━━━━━ Exercise material ━━━━━
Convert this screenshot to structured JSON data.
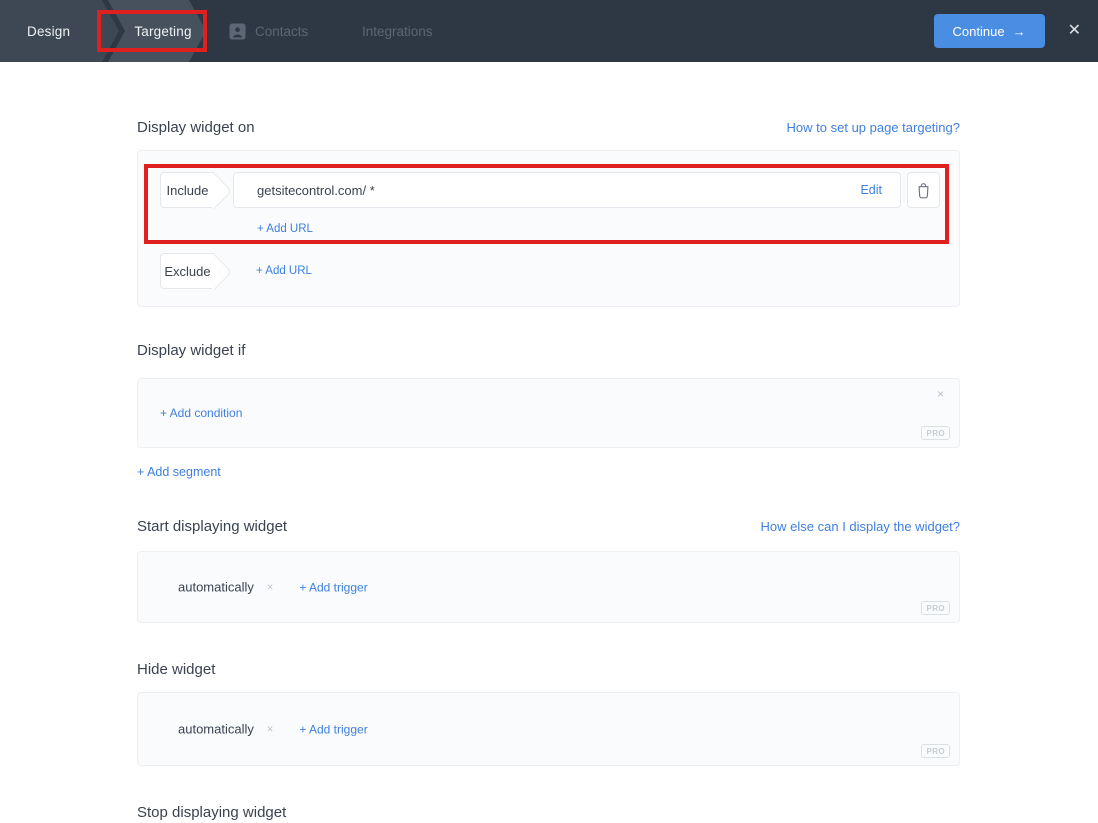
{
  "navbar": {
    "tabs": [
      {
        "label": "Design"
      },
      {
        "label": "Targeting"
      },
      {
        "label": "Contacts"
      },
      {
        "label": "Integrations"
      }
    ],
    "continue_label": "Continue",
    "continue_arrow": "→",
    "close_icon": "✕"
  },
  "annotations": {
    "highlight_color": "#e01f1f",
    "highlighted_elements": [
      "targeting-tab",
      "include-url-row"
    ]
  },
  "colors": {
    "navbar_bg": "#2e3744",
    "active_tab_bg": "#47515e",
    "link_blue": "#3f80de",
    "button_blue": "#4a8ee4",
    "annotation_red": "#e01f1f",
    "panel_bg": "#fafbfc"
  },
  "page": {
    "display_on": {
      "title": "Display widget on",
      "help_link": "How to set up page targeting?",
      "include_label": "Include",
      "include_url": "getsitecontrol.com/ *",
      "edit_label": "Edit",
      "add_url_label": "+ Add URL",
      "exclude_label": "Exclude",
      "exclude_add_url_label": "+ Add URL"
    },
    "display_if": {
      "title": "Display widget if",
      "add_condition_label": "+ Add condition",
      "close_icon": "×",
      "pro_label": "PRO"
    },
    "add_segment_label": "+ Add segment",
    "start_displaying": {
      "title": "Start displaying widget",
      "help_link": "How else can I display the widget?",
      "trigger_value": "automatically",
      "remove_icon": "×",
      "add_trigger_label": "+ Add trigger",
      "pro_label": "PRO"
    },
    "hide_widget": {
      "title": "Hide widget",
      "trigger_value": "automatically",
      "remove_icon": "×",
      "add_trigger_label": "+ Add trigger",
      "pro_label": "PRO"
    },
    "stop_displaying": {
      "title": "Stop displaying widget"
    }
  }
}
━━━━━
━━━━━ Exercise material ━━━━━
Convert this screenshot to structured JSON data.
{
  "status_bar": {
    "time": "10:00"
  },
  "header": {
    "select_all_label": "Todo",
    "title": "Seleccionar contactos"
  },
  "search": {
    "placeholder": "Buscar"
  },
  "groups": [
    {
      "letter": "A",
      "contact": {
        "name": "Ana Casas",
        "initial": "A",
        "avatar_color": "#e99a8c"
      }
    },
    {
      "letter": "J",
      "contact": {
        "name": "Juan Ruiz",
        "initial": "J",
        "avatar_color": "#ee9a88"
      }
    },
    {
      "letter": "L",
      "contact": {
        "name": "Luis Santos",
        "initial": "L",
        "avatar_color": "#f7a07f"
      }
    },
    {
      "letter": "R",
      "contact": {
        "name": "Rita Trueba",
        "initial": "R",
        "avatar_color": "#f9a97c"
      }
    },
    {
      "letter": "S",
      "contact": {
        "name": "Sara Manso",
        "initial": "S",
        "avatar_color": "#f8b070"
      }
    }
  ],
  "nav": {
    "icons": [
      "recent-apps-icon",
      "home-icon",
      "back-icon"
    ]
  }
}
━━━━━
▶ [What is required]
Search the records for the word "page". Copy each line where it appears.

▶ [Exercise output]
  "page": {
      "help_link": "How to set up page targeting?",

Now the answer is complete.